Which of the lines below include the word "server"? Pull each one out.

== Segment start ==

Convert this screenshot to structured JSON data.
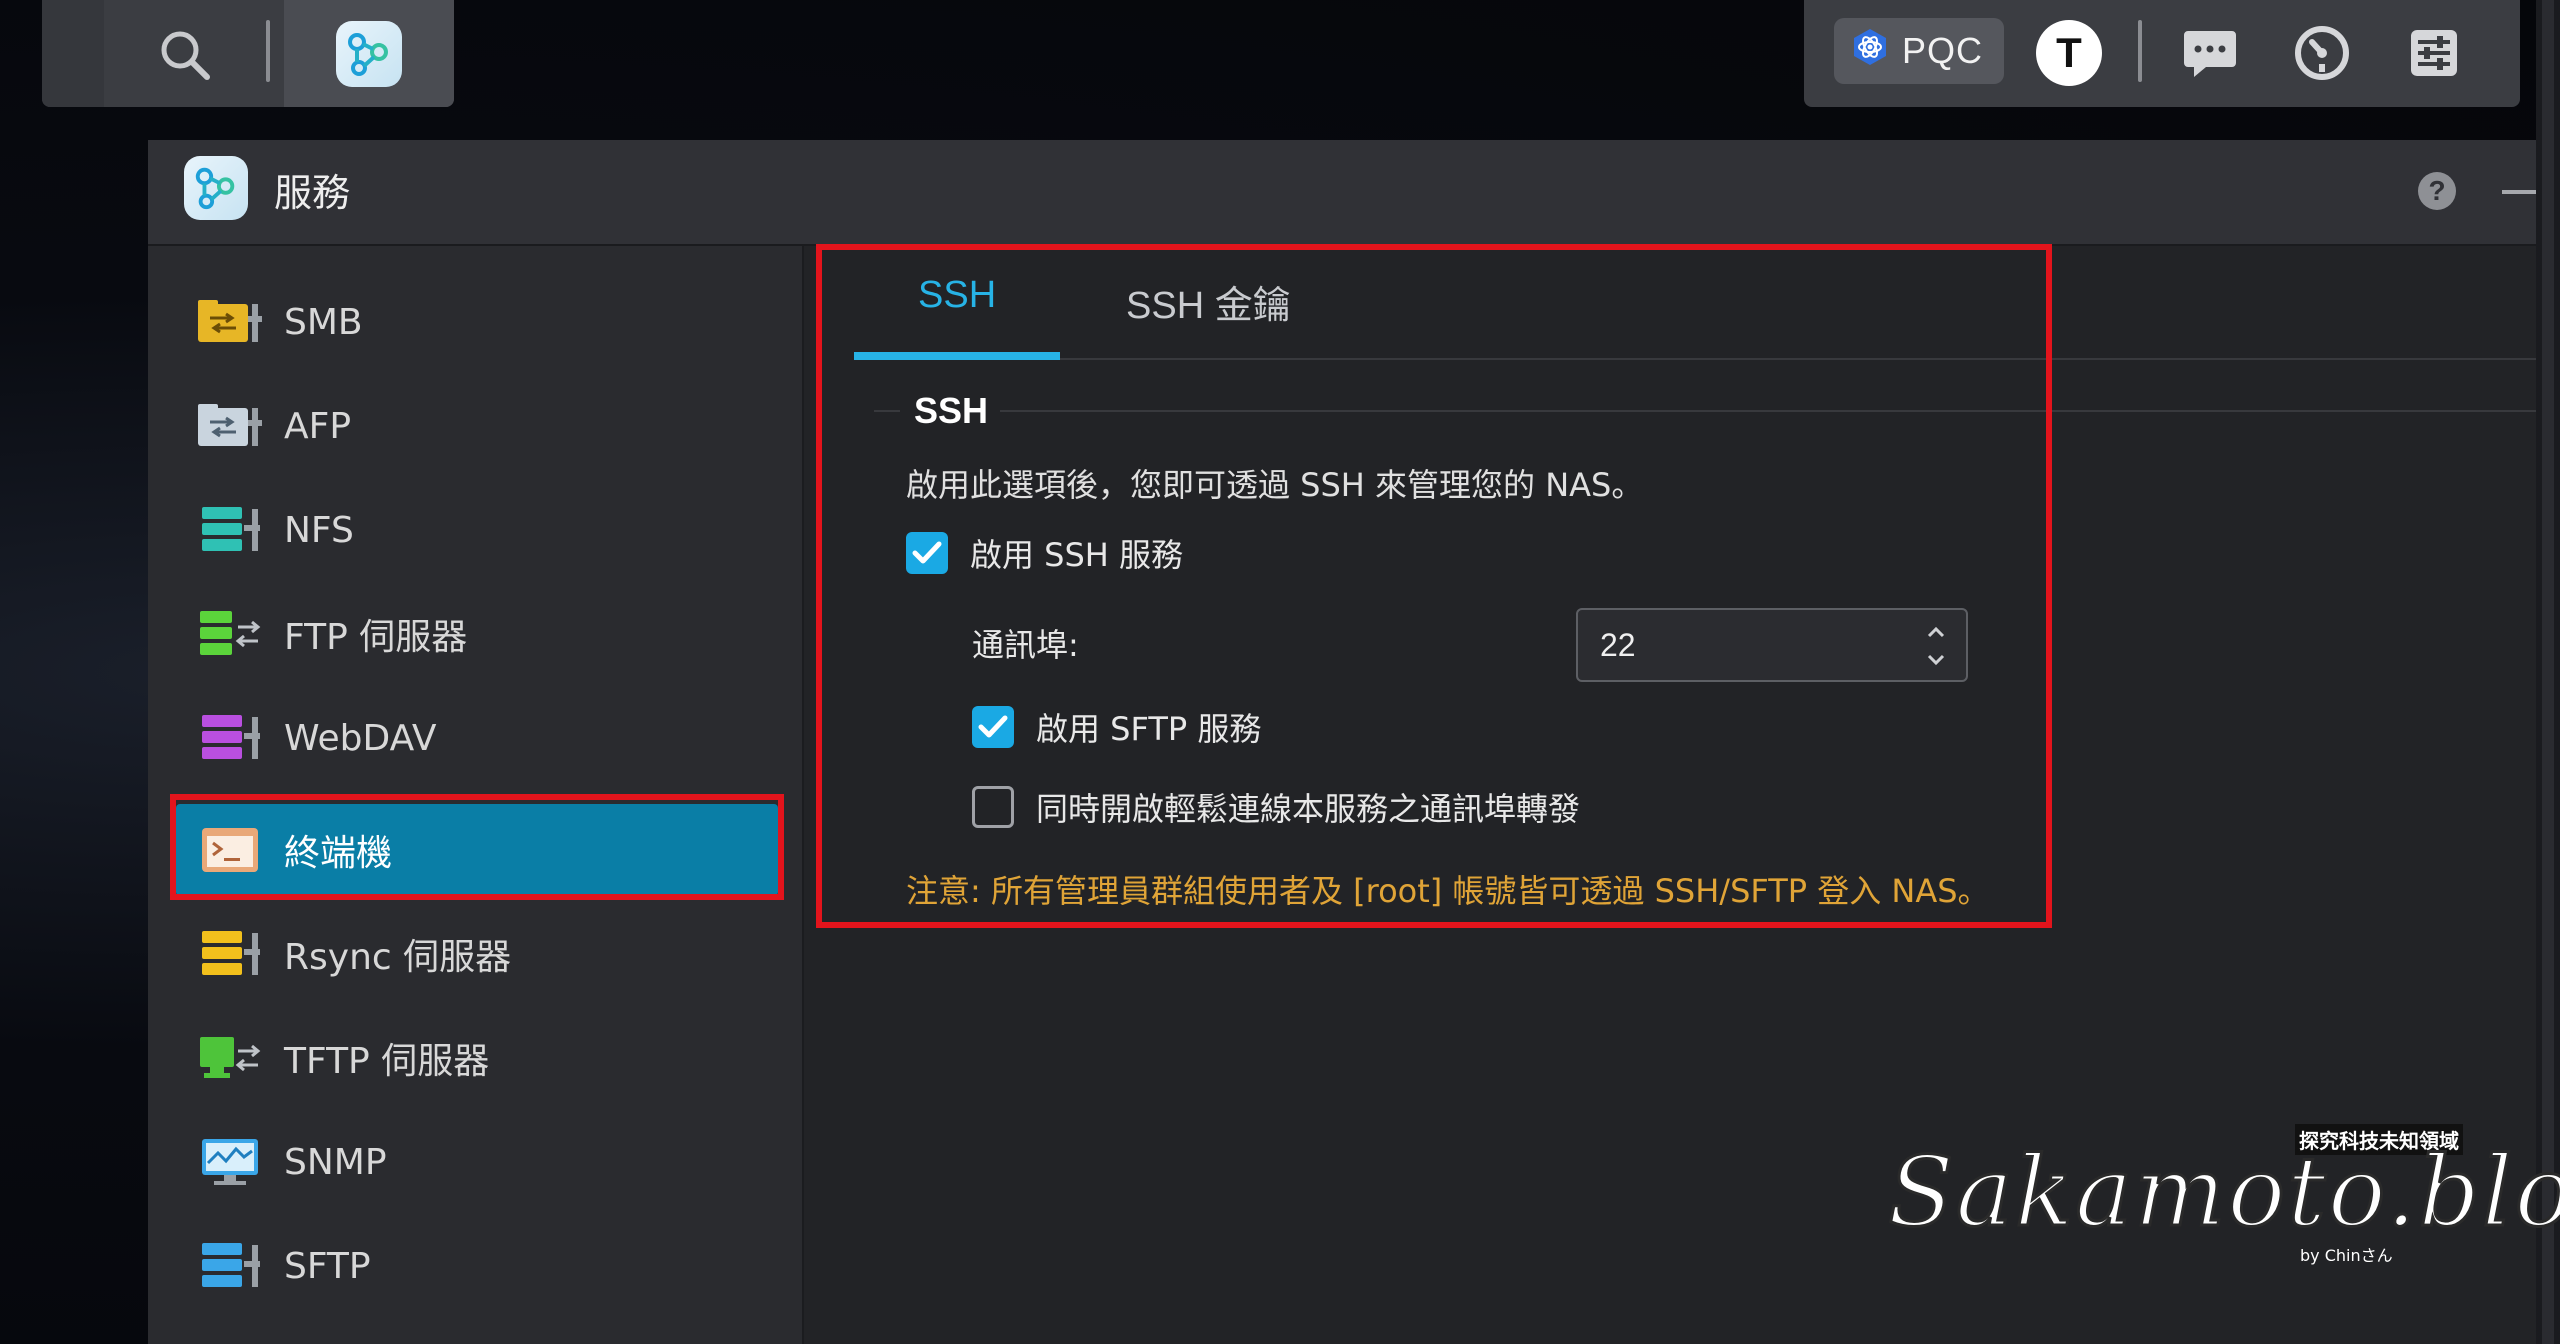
{
  "taskbar": {
    "pqc_label": "PQC",
    "avatar_letter": "T"
  },
  "window": {
    "title": "服務"
  },
  "sidebar": {
    "items": [
      {
        "label": "SMB",
        "icon": "smb-folder-icon",
        "color": "#e7b626"
      },
      {
        "label": "AFP",
        "icon": "afp-folder-icon",
        "color": "#c9d4de"
      },
      {
        "label": "NFS",
        "icon": "nfs-server-icon",
        "color": "#2fc1b4"
      },
      {
        "label": "FTP 伺服器",
        "icon": "ftp-server-icon",
        "color": "#5bd43b"
      },
      {
        "label": "WebDAV",
        "icon": "webdav-server-icon",
        "color": "#b94fe0"
      },
      {
        "label": "終端機",
        "icon": "terminal-icon",
        "color": "#e9a878"
      },
      {
        "label": "Rsync 伺服器",
        "icon": "rsync-server-icon",
        "color": "#f2c01c"
      },
      {
        "label": "TFTP 伺服器",
        "icon": "tftp-server-icon",
        "color": "#4ec43a"
      },
      {
        "label": "SNMP",
        "icon": "snmp-monitor-icon",
        "color": "#3aa6e8"
      },
      {
        "label": "SFTP",
        "icon": "sftp-server-icon",
        "color": "#3aa6e8"
      }
    ],
    "active_index": 5
  },
  "tabs": {
    "ssh": "SSH",
    "ssh_keys": "SSH 金鑰"
  },
  "ssh_section": {
    "title": "SSH",
    "description": "啟用此選項後，您即可透過 SSH 來管理您的 NAS。",
    "enable_ssh_label": "啟用 SSH 服務",
    "enable_ssh_checked": true,
    "port_label": "通訊埠:",
    "port_value": "22",
    "enable_sftp_label": "啟用 SFTP 服務",
    "enable_sftp_checked": true,
    "port_forward_label": "同時開啟輕鬆連線本服務之通訊埠轉發",
    "port_forward_checked": false,
    "note": "注意: 所有管理員群組使用者及 [root] 帳號皆可透過 SSH/SFTP 登入 NAS。"
  },
  "watermark": {
    "main": "Sakamoto.blog",
    "top": "探究科技未知領域",
    "by": "by Chinさん"
  },
  "colors": {
    "accent": "#27b3e6",
    "active_nav": "#0a7ea6",
    "highlight_outline": "#e3141c",
    "note": "#e0a437"
  }
}
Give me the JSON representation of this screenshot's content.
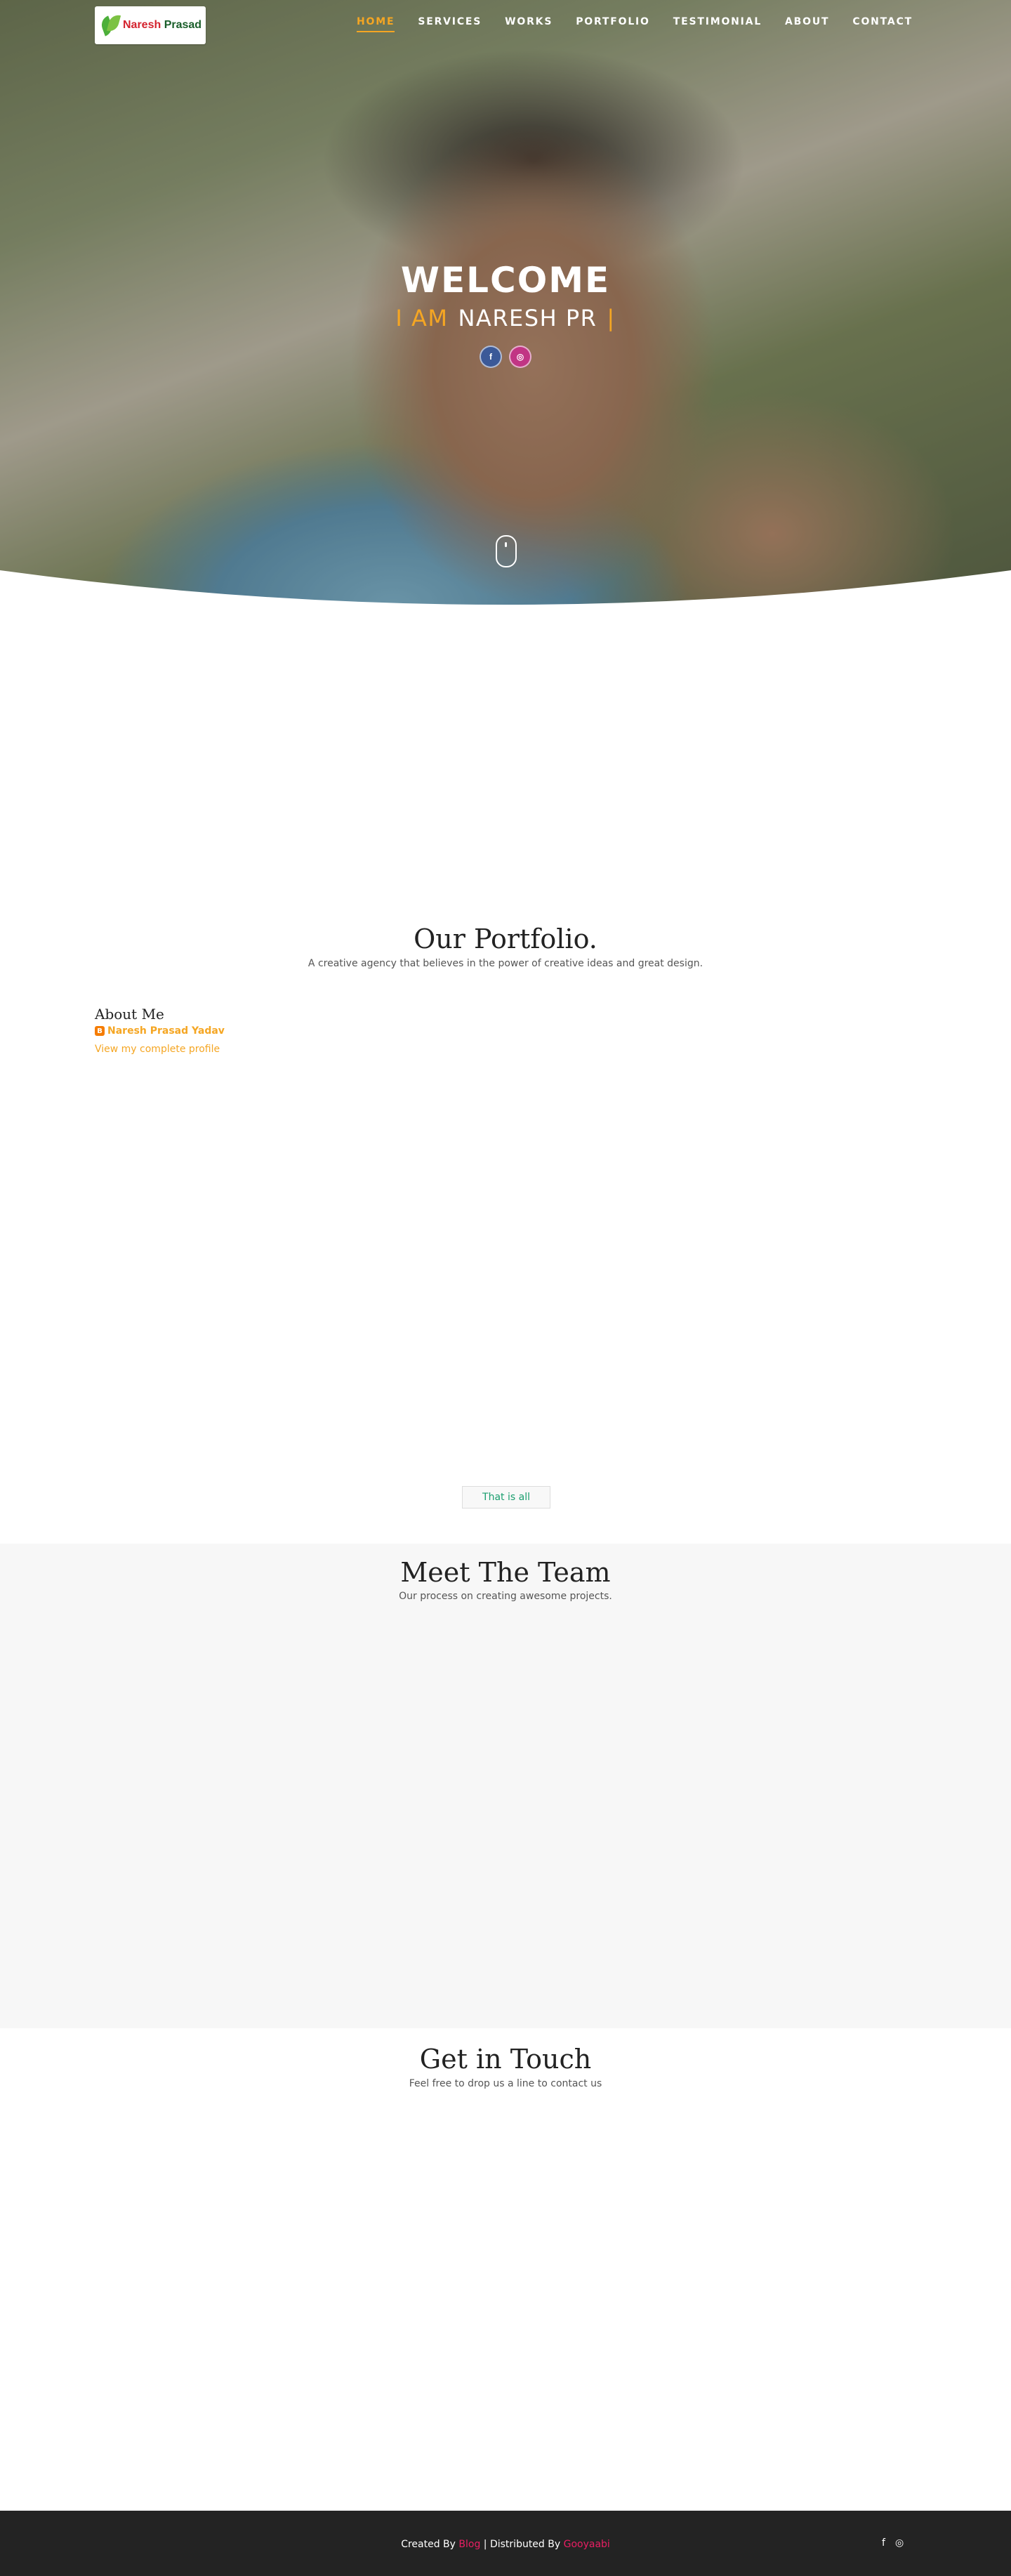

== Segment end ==

> Finished exercise:
        "icon": "nfs-server-icon",
        "icon": "ftp-server-icon",
        "icon": "webdav-server-icon",
        "icon": "rsync-server-icon",
        "icon": "tftp-server-icon",
        "icon": "sftp-server-icon",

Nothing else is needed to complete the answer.